L O N ID O N :
For J. Nichols & Son; F. & C. Rivington; Otridge & Son; A. Strahan; Leigh &
Twenty years have elapsed since the death of Dr. Johnson, during which his character and talents have been scrutinized with a severity unprecedented in literary biography. There never, indeed, was a human being of whom more may be known by those who have had no opportunity of personal acquaintance, and perhaps never a man whose failings, after having been exposed by imprudence or exaggerated by malice, were sooner forgotten in the esteem excited by his superior talents, and steady virtues. Besides many impressions of his individual pieces, three large editions of his collected works have been bought up by the Publick, and a fourth, which has been loudly called for, is now completed. What Lord Chesterfield said of Swift, may be as truly applied to this author, “Whoever in the three kingdoms has any books at all, has Johnson "
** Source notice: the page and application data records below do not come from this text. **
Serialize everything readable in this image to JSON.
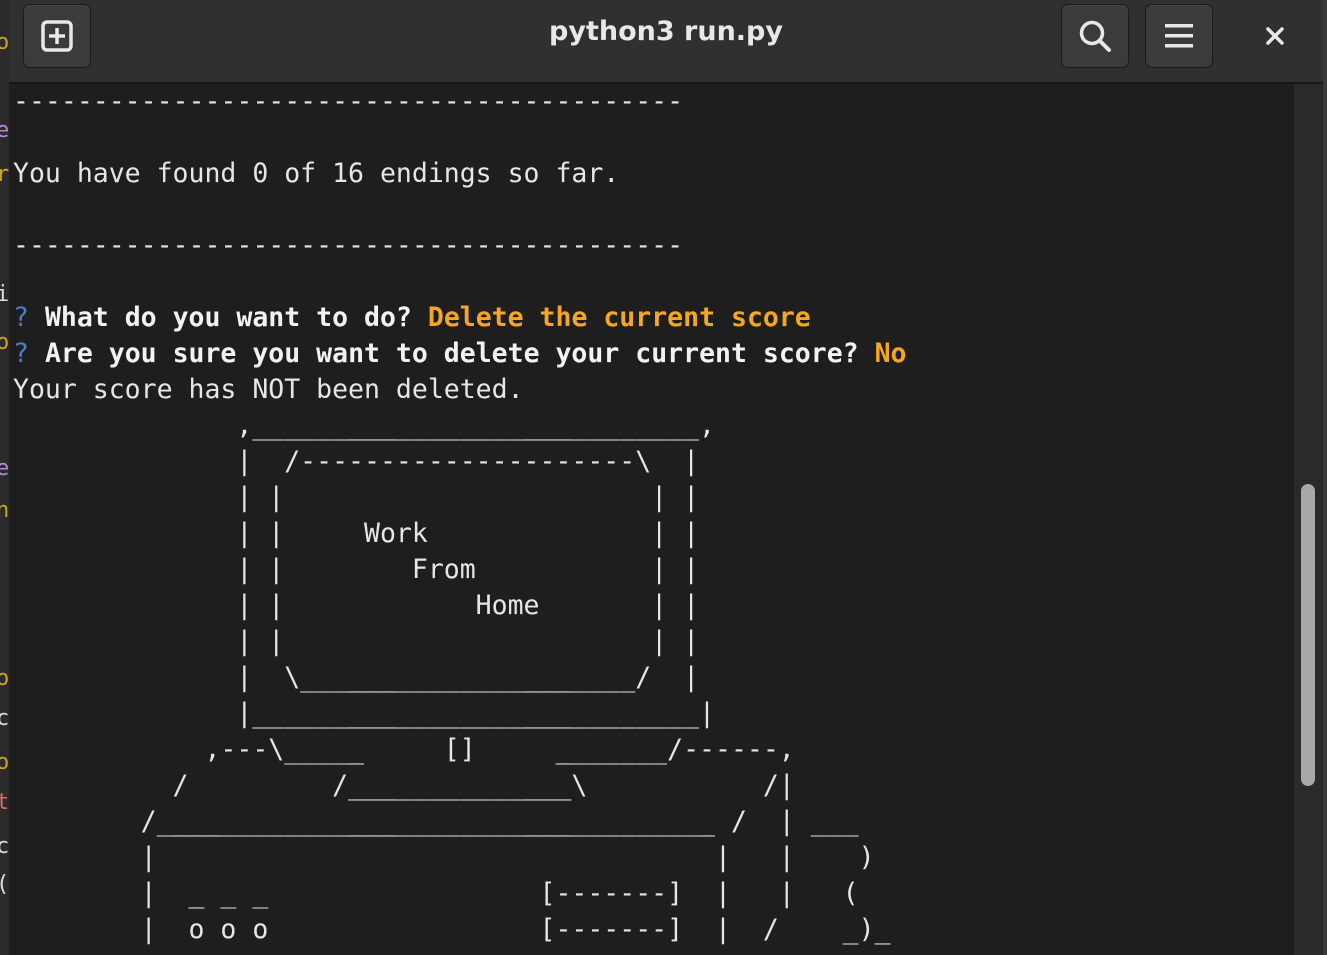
{
  "window": {
    "title": "python3 run.py"
  },
  "headerbar": {
    "new_tab_icon": "plus-square-icon",
    "search_icon": "search-icon",
    "menu_icon": "hamburger-menu-icon",
    "close_icon": "close-icon"
  },
  "terminal": {
    "separator_top": "------------------------------------------",
    "endings_text": "You have found 0 of 16 endings so far.",
    "separator_bottom": "------------------------------------------",
    "prompt1": {
      "mark": "?",
      "question": "What do you want to do?",
      "answer": "Delete the current score"
    },
    "prompt2": {
      "mark": "?",
      "question": "Are you sure you want to delete your current score?",
      "answer": "No"
    },
    "result_text": "Your score has NOT been deleted.",
    "ascii_art": [
      "              ,____________________________,",
      "              |  /---------------------\\  |",
      "              | |                       | |",
      "              | |     Work              | |",
      "              | |        From           | |",
      "              | |            Home       | |",
      "              | |                       | |",
      "              |  \\_____________________/  |",
      "              |____________________________|",
      "            ,---\\_____     []     _______/------,",
      "          /         /______________\\           /|",
      "        /___________________________________ /  | ___",
      "        |                                   |   |    )",
      "        |  _ _ _                 [-------]  |   |   (",
      "        |  o o o                 [-------]  |  /    _)_"
    ]
  },
  "colors": {
    "background": "#1e1e1e",
    "headerbar": "#303030",
    "text": "#e6e6e6",
    "answer": "#f5a623",
    "question_mark": "#4a7fc4"
  }
}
In this edition, I have taken the liberty to omit
“Cebes' Table, or the Picture of Human Life. By what means it came to be printed among Dr. Johnson's productions, I know not, except that there A 2 Wà$